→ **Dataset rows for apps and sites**
»»

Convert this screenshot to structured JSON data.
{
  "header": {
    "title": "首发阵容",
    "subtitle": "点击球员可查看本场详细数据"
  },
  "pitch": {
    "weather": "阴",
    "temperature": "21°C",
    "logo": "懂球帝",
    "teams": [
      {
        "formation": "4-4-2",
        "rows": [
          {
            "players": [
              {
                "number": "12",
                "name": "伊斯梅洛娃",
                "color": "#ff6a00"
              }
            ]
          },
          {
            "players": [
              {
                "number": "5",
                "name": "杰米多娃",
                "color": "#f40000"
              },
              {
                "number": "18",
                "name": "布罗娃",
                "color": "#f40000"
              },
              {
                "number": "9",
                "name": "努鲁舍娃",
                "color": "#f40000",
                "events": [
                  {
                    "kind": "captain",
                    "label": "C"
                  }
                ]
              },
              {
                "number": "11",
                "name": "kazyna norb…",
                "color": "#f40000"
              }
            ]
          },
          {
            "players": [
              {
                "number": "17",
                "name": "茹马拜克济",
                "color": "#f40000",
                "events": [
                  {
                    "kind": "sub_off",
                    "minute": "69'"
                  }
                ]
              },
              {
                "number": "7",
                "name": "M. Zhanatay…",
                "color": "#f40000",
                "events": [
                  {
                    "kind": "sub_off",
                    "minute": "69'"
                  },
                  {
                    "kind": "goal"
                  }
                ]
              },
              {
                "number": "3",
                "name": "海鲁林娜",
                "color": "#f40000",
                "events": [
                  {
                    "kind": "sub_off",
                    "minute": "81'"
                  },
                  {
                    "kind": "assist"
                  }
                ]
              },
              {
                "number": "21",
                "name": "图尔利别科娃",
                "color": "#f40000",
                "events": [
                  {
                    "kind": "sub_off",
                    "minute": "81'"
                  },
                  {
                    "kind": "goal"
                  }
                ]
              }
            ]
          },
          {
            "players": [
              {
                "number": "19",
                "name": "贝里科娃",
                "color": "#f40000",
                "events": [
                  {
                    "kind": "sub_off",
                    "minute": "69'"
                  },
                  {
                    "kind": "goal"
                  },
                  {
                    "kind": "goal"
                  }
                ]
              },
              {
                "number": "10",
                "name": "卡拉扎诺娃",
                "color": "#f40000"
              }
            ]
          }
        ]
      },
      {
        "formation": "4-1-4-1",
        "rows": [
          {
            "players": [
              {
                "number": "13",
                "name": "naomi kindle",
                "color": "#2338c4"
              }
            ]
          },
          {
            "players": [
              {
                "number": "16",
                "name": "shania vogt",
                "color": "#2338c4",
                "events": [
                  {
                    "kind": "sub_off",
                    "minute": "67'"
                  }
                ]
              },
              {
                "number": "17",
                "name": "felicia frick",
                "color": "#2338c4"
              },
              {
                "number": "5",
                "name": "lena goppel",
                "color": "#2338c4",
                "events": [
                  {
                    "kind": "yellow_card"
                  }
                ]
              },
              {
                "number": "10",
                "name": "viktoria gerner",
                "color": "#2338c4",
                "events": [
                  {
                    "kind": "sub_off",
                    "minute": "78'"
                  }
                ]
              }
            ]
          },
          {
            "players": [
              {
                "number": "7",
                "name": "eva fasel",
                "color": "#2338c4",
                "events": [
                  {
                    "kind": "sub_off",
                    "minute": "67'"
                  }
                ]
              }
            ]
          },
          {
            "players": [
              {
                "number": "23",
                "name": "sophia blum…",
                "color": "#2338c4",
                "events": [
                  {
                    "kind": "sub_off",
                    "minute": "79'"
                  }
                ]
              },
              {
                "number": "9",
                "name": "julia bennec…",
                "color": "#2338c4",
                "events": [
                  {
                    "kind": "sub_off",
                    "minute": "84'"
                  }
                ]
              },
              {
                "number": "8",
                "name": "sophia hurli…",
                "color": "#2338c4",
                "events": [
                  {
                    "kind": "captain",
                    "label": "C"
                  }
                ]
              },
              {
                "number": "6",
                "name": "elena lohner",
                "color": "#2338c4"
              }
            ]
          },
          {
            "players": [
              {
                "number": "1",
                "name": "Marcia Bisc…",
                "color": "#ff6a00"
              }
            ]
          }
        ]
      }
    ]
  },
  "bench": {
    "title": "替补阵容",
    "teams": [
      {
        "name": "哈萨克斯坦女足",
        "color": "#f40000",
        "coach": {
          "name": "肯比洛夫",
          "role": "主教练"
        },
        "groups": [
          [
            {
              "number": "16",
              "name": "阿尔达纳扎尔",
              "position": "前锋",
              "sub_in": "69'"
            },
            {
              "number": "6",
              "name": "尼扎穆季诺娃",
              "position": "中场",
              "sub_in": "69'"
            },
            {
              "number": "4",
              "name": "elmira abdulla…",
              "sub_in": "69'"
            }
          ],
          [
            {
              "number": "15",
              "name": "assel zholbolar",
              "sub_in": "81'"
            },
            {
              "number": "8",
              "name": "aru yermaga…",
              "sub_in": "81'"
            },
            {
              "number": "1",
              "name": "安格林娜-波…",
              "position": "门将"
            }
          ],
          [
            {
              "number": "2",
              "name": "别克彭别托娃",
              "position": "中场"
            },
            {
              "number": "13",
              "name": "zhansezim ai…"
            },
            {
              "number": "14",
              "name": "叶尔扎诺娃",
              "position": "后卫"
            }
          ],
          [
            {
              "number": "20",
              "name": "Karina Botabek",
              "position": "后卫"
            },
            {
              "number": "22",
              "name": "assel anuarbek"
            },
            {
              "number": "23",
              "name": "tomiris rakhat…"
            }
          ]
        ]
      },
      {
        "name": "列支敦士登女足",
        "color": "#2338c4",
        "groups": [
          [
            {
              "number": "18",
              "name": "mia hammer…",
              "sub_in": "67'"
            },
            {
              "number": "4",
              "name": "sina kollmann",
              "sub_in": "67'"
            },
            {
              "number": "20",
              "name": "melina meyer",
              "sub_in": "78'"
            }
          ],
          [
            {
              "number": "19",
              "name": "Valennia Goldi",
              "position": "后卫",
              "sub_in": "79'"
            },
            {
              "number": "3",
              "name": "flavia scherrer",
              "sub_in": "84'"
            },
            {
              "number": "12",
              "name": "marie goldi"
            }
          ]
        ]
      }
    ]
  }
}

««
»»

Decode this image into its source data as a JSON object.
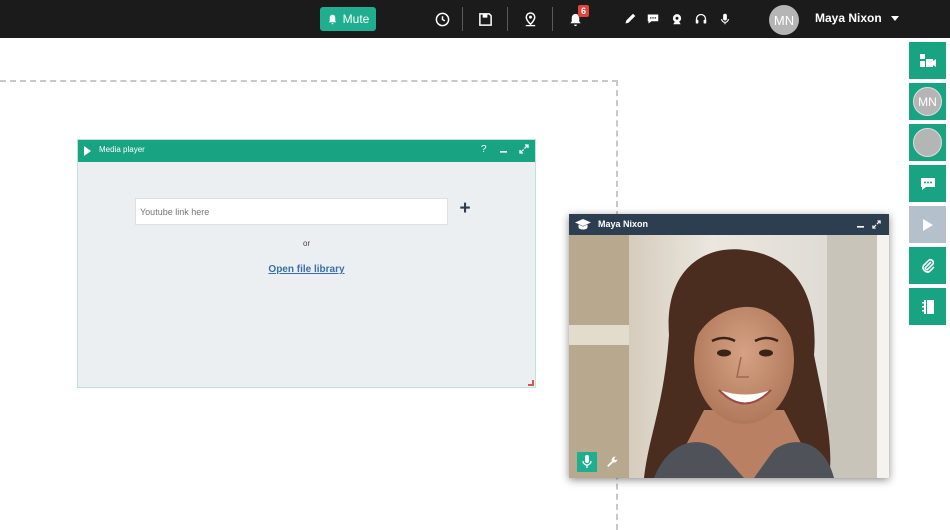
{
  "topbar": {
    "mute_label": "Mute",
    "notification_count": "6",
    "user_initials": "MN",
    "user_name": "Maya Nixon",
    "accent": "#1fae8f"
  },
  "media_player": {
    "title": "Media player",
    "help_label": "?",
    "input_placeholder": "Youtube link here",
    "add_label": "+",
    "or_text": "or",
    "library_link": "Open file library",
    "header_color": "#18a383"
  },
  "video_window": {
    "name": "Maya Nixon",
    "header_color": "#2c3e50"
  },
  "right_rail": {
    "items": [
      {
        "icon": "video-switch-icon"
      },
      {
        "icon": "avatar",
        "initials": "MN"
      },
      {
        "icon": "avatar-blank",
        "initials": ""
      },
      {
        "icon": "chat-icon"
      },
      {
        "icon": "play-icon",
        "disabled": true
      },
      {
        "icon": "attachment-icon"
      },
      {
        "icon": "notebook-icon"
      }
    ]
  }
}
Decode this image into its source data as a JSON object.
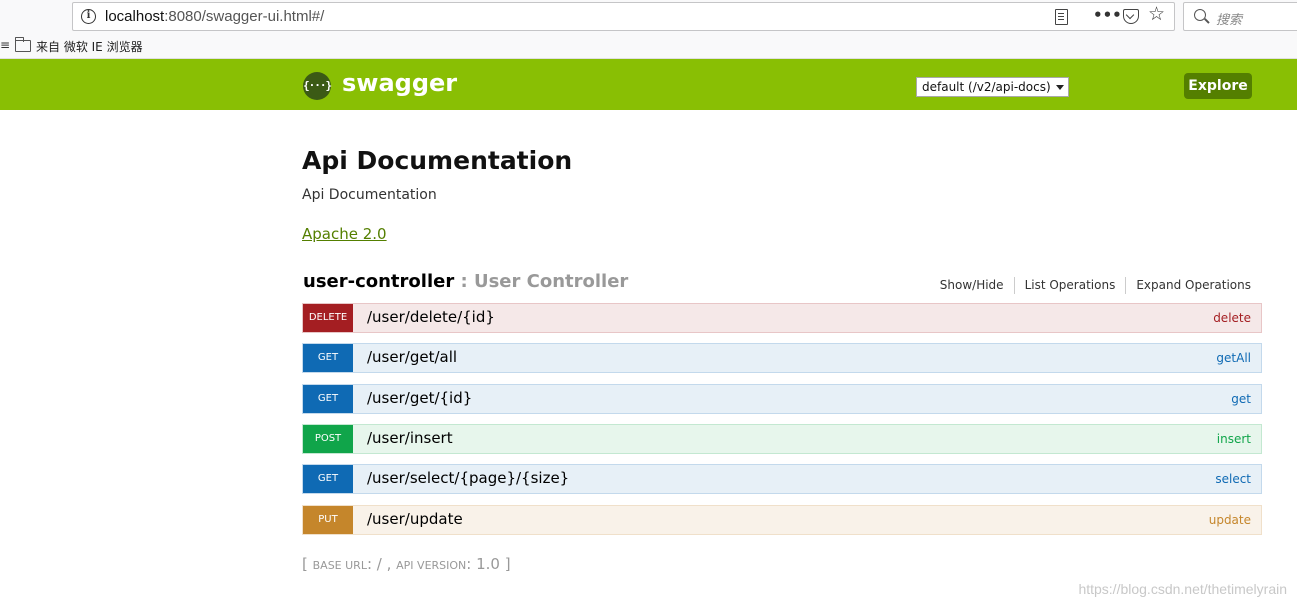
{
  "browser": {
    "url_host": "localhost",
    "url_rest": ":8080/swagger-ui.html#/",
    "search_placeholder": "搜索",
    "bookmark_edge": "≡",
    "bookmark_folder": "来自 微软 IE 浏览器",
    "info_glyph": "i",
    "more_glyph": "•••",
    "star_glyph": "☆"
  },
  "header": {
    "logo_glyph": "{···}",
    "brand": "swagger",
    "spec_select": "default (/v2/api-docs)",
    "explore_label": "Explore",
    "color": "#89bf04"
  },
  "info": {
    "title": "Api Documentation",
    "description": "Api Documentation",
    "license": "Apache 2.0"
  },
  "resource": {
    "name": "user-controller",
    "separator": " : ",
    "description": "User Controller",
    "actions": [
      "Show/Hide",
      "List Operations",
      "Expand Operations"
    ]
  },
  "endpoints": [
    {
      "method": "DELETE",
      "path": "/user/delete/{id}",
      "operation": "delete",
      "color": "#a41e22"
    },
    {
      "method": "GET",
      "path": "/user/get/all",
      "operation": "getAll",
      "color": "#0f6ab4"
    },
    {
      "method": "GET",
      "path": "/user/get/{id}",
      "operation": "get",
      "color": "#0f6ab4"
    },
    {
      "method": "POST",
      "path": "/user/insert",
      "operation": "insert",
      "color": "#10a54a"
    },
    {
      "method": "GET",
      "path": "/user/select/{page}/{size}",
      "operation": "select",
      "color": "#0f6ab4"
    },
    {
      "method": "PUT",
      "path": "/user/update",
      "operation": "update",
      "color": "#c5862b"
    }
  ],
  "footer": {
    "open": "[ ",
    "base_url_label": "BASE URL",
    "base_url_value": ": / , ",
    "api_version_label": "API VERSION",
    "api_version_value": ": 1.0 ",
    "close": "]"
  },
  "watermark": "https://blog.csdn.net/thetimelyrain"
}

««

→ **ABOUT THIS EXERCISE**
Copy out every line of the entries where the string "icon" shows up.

→ **RESPONSE TO THIS TASK**
        "icon": "video-switch-icon"
        "icon": "avatar",
        "icon": "avatar-blank",
        "icon": "chat-icon"
        "icon": "play-icon",
        "icon": "attachment-icon"
        "icon": "notebook-icon"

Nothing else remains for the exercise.